A weekly column by Jonathon S. Platt
Journalism was neither a popular nor healthy career choice in 2014.
Over the year, the Islamic State beheading of captured journalists gained international attention and the Committee to Protect Journalists reported a total of 61 reporters died in the line of duty. Along with this, police tear-gassed and arrested dozens of professional and citizen journalists in the midst of rioting protesters, like in St. Louis, for refusing to stop coverage of the stories before them.
Despite all of this, I’ve known journalism was my calling for a few years now. I know that I was born to write for newsprint. I mean, yes, I watched in horror as these incidents unfolded on front pages and television screen, but I truly felt that nothing would keep me from pursuing a career in print publication.
That is, until Jan. 7 when radical extremists raided the offices of Charlie Hebdo, a satirical French magazine, and murdered nine journalists for their words and artwork.
The game changed.
Typically, a journalist goes out into the world – sometimes putting herself or himself in danger, but understanding that this is necessary – and then returns to the safety of a newsroom to partake in the sacred crafts of writing and editing.
To us, the newsroom is safe. Or it’s supposed to be.
Seeing the bloody floors and the papers strewn through the hallways of Charlie Hebdo brought gravity into my reality. There are consequences to words, just ask Phil Robertson, the Dixie Chicks or Anthony Weiner.
What would happen if I inadvertently wrote something offensive, or quoted a source who attacks a subgroup of culture? Will my work put my desk mates in danger?
Being cussed at, spit on and arrested are things journalists must often embrace to do their job properly. Some are required to give their life while working a beat, but never does one think that the danger will enter where the work is done.
I’ve had sniper rifles pointed at me from the top of a police station. I’ve been in the middle of protest that got out of hand. But I know I’m in the right career because I thrive on this adrenaline. I can handle impersonal slander and faceless hate.
But in the wake of weeks following Charlie Hebdo, I’ve been asking myself, “How much power do my words have? And is that too much for me to wield?”
And then professors started pointing to the necessity of this career. Dr. Sara Stone in my media law class and Dr. Brad Owens in my international communication course have spent the last week and a half speaking on the value of free speech. Journalists are necessary because we are the forerunners of that right.

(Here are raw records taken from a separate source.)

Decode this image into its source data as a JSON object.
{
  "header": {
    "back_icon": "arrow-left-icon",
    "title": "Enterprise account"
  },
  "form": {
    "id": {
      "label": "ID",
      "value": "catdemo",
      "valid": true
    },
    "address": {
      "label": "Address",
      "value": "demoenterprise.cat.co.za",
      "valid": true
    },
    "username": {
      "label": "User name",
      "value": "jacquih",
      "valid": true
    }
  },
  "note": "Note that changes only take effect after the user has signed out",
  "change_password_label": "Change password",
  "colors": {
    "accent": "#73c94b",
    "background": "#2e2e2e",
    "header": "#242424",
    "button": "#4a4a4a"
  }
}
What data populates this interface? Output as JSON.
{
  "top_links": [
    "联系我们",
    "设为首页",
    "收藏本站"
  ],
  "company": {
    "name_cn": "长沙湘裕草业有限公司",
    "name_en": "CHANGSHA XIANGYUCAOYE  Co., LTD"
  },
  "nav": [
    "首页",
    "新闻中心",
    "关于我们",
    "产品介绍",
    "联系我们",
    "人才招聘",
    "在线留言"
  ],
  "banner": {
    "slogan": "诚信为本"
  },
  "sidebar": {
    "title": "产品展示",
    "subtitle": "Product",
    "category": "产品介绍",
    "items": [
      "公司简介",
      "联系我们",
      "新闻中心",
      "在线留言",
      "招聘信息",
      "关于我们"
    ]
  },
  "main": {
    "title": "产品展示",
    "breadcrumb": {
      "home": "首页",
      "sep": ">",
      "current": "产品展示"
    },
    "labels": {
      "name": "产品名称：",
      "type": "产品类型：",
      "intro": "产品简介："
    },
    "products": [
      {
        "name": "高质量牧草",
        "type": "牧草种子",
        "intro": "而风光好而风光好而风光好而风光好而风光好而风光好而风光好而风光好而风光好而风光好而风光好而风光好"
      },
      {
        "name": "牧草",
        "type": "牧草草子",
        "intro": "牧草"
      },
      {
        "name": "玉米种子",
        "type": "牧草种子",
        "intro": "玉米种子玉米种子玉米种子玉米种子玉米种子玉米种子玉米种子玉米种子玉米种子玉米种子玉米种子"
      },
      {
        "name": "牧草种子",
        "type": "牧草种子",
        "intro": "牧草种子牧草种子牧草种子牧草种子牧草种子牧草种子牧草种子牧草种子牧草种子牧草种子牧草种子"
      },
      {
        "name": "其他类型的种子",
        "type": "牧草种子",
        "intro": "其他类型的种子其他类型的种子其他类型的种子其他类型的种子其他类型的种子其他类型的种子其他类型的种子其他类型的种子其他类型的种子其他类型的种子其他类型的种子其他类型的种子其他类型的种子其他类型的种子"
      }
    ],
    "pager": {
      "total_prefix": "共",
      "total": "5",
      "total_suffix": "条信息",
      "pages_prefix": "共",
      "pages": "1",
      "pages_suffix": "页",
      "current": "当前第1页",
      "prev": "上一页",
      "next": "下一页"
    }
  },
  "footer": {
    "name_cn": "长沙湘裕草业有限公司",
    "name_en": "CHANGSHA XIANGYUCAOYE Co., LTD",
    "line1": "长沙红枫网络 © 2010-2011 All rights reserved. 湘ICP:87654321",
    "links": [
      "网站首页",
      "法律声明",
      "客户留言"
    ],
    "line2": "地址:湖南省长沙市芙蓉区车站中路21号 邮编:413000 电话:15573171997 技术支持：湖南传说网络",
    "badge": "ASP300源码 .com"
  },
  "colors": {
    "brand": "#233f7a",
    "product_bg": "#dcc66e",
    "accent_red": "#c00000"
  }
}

We’re a dedicated bunch. We’re some of the first on the scene, generally the closest to the front lines and then the ones who have to tell everyone at home about what awful – or wonderful – things we saw and heard.
It’s a tough profession, but I’m dedicated to it because it’s one of the most important. Journalists write the first draft of history.
At least, that’s how I see it.
Jonathon S. Platt is a junior journalism major from Kilgore. He is the news editor and a weekly columnist for the Lariat.He also authors the Lariat blog “From the Wire.” Follow him on Twitter @JonSPlatt.